Russia's war on Ukraine will not end immediately after the fighting ends, but its legacy will remain a burden for several generations to come, President Alar Karis says. At the same time, good will always prevail over evil, the president says.
President Karis made his remarks in a speech given at Wednesday's Ukraine benefit concert, "Slava Ukraini" ("Glory to Ukraine") at the Alexela Concert Hall in Tallinn. The speech follows in its entirety.
We now measure time in terms of "before the war" and "after the war".
Putin has taken from us a world in which, despite its uncertainties and the crises it faced, one thing seemed certain: No European country would wage war on another.
Putin's aggression towards Ukraine has changed everything.
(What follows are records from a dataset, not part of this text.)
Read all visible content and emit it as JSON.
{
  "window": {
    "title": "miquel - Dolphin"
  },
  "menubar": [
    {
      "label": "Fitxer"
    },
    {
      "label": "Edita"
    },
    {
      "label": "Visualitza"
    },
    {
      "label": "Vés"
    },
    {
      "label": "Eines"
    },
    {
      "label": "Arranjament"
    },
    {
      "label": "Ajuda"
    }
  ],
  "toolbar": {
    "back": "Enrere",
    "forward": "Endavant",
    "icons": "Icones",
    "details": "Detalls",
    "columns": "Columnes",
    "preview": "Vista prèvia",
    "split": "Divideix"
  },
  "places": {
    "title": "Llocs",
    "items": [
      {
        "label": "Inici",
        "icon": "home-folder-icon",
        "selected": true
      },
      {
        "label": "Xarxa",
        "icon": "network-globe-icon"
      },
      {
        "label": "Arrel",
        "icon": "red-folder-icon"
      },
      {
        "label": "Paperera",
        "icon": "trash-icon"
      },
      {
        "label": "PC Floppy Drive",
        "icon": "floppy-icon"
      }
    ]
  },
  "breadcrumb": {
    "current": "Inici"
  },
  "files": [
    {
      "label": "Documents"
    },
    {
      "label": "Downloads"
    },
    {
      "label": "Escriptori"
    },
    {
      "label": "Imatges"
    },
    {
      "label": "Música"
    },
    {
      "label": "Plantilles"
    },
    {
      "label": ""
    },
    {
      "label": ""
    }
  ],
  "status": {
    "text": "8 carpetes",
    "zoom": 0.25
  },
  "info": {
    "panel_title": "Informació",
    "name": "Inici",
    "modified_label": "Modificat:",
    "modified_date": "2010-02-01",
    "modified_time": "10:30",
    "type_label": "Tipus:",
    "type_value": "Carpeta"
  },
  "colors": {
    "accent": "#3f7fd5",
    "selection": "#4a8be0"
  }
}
The attacks of Russia's land, sea and air forces on the Ukrainian people and cities expose the true face of evil.
We are in a war in which all of us have to choose which side we are on. Even indifference makes the indifferent an accessory in this war.
Mariupol, Kherson, Mykolaiv, Zaporizhzhia, Dnipro, Kharkiv, Odessa, Chernihiv and Kyiv are our cities now just as much as Marseille, Düsseldorf, Panevėžys, Kraków, Napoli, Glasgow, Barcelona, Turku or Tallinn.
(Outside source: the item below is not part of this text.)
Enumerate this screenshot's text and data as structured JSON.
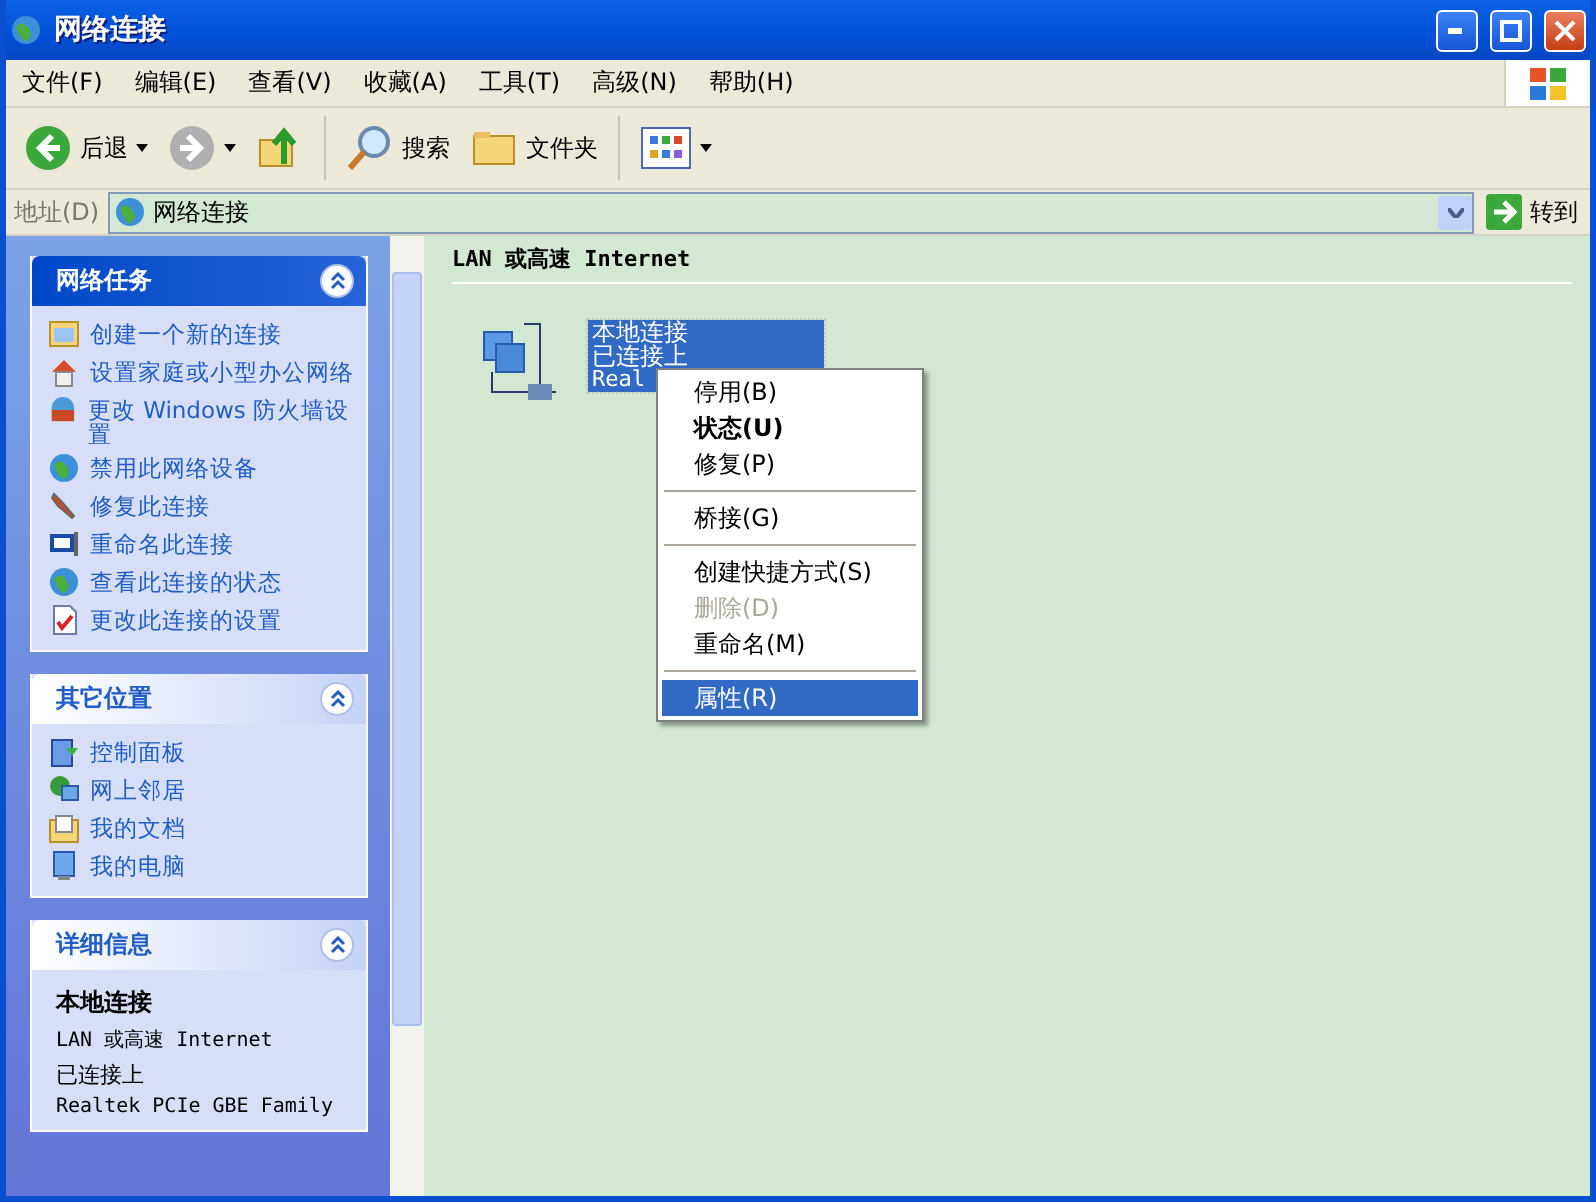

The bombs, rockets and shells falling on Ukrainian cities are falling on every city in Europe. We share the pain of the thousands of people who have been killed and the millions who have fled.
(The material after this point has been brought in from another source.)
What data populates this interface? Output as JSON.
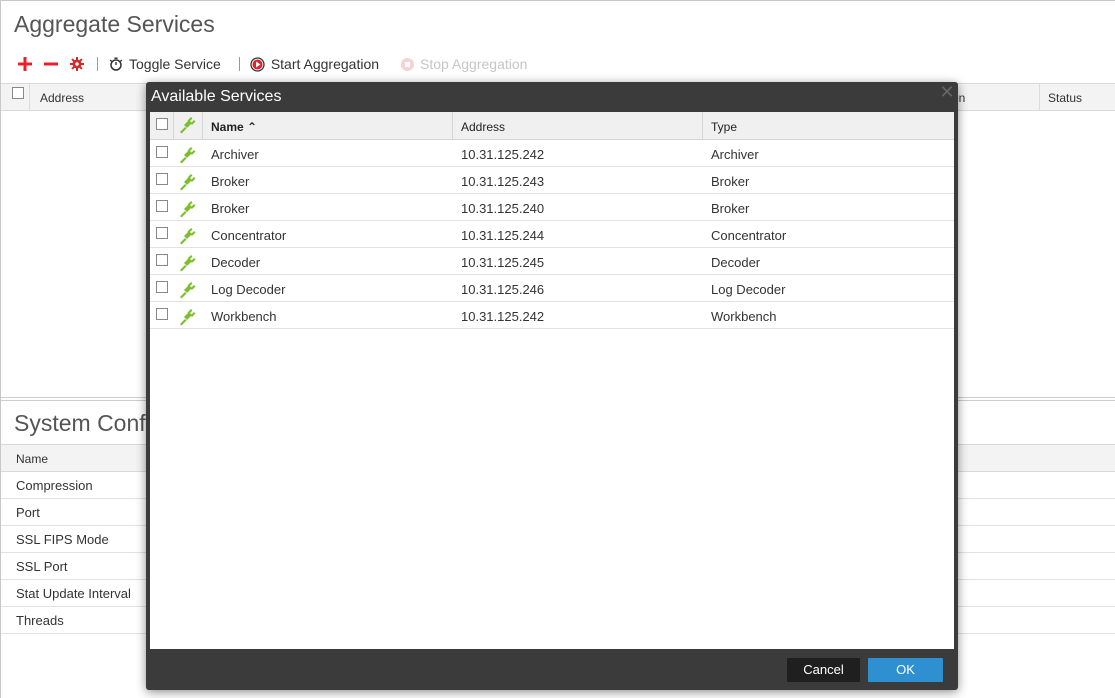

We are all at war. We are fighting against the aggressor and for international law, peace and goodwill. We are fighting for Ukraine.
I sympathize with those who feel powerless in the face of the news coming out of Ukraine. I feel it myself. But we will not grow weak or weary in our support of Ukraine. We are providing them with military assistance, we are taking in their refugees and we will help them rebuild once the Russian forces retreat. We are firm in our belief that good has the better of evil, and that peace will triumph over war.
I thank all of my fellow Estonians who have opened themselves up to Ukraine and Ukrainians and who are assisting Ukraine's brave army and its terrorised refugees. Imagine for a moment being that mother who grabs her children and a single bag of possessions before giving her husband – if he is not already at the front – one final kiss and joining the millions of others fleeing who knows where.
We read these stories, but it is those making their way here, and those taking them in and helping them adapt to life in Estonia, who truly feel that angst and shoulder that concern.
Today's concert is an expression of will on the part of Estonia's cultural figures. It is truly unbelievable just how much goodwill and desire to help there is in Estonia at the moment.
Thank you. I wish you all a good deal of fortitude, since your help is likely to be needed for some time yet.
This war will not end any time soon; nor will it end once the last battle has been fought. It will weigh heavily on generations to come. Ukraine will need our support for a long time, and it is the debt we owe them. Because again, in defending Odessa, Mariupol and Kyiv, they are defending Berlin, Tallinn and Stockholm.
Ukraine's strength and belief, indeed the feelings we all share, are reflected in the words of poet and playwright Lesya Ukrainka (1871-1913):
"No! Through all my tears I shall laugh,
Sing songs despite my troubles;
Have hope despite all odds,
I want to live! Away, you sorrowful thoughts!"
Editor: Andrew Whyte